To wilt tender greens, pile them in a skillet (preferably nonstick), turn the heat on, and toss the greens with tongs until they're all collapsed and moistened. If your greens are very dry at the start, you'll need to add a tablespoon or so of water to your pan, but usually the little bit of moisture left clinging to the leaves after washing is enough. Even then, some greens (like spinach) will give off a lot of moisture when wilted, and you'll need to drain them in a colander before proceeding with your recipe so that water doesn't dilute your finished dish. For the simplest dishes (like Wilted Tender Greens with Orange & Ginger), I take the drained, wilted greens and add them back to the skillet, where, in the meantime, I've sauted a few flavorful tidbits in a little oil or butter. Tossed together, the result is delicious. Wilted greens are also a handy base for baked gratins, pasta fillings, or quiches and tarts.

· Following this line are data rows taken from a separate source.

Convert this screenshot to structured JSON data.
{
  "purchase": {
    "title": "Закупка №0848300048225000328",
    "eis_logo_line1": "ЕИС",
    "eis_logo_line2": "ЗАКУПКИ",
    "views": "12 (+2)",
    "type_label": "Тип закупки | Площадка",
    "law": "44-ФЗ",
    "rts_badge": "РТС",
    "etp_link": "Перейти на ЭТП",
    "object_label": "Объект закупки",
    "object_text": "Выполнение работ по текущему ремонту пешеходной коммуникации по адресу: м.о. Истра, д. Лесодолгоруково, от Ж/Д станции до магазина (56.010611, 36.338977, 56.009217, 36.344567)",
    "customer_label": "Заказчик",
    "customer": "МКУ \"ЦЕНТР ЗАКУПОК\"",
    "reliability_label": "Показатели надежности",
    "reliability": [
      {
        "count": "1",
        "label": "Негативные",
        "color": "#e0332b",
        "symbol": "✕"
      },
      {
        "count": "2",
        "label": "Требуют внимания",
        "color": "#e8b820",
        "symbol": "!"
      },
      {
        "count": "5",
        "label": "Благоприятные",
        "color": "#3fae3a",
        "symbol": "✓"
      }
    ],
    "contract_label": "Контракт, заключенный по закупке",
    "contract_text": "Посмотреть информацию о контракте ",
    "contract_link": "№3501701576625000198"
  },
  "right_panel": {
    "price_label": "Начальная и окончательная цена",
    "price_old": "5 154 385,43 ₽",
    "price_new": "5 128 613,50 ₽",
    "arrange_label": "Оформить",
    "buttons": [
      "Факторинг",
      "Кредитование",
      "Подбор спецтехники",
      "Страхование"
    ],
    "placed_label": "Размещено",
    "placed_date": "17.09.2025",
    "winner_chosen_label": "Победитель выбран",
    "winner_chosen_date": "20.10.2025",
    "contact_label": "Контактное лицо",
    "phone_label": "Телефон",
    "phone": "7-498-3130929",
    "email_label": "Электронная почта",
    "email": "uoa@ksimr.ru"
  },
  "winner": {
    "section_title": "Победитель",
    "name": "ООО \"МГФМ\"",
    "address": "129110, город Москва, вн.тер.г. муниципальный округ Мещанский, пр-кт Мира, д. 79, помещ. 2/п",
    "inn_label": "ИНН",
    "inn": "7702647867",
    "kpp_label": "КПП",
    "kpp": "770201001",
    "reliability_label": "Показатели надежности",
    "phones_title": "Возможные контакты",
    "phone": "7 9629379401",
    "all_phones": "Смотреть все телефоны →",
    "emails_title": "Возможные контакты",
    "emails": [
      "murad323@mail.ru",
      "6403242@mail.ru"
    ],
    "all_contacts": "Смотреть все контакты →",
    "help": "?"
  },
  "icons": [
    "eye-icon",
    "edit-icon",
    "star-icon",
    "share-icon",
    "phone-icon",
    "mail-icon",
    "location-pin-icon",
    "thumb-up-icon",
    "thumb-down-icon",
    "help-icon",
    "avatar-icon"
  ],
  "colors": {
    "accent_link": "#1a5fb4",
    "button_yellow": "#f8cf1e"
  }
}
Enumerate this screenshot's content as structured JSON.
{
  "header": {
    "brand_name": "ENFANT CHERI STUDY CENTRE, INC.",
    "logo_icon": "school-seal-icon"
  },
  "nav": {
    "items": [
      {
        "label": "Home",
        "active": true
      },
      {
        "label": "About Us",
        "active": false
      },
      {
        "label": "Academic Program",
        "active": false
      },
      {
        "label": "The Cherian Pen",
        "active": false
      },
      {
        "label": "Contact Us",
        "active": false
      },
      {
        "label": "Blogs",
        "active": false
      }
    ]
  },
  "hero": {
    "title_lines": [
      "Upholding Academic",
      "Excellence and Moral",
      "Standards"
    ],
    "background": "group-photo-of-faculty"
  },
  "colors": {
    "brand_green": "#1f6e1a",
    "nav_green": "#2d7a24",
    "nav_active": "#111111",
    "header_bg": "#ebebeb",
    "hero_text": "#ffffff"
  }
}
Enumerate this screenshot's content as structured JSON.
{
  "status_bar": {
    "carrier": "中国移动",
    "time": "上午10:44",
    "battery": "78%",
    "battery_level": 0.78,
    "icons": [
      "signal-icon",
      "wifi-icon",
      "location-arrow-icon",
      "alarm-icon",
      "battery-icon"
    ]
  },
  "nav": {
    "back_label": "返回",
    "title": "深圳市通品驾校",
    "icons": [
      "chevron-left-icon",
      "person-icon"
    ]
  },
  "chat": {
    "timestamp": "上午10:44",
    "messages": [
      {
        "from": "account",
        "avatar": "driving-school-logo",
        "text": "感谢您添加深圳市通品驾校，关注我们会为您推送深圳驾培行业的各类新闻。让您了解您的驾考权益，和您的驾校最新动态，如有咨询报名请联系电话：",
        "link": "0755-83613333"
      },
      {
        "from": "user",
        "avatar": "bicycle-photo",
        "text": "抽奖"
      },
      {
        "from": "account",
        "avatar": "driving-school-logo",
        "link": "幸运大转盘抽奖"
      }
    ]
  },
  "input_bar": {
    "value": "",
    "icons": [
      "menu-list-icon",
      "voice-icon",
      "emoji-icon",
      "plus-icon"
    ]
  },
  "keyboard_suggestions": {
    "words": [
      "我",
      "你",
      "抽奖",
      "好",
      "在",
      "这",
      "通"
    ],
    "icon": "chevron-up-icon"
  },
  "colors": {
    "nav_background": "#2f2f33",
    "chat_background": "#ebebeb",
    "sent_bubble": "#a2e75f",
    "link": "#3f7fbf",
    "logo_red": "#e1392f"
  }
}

To braise heartier greens, wilt them first in a little fat and finish cooking in liquid. To start the process, sauté aromatics like garlic and ginger or onions and pancetta in a little oil or butter. Add your greens and stir until they're all wilted; then add just enough liquid (like chicken or vegetable stock) to cover the greens. Simmer the greens, covered, until you like the texture. Depending on the age of the greens and your taste, this could be anywhere from 8 minutes to half an hour (or more if you're cooking with tough, older greens). After braising, you can uncover and boil off the remaining liquid if you want to serve the greens alone, as a side dish (see Garlicky Braised Kale). Or you can add cooked pasta, rice, potatoes, beans, or meat to the liquid for a full meal (I add sliced beef to Spicy Mustard Greens with Asian Noodles).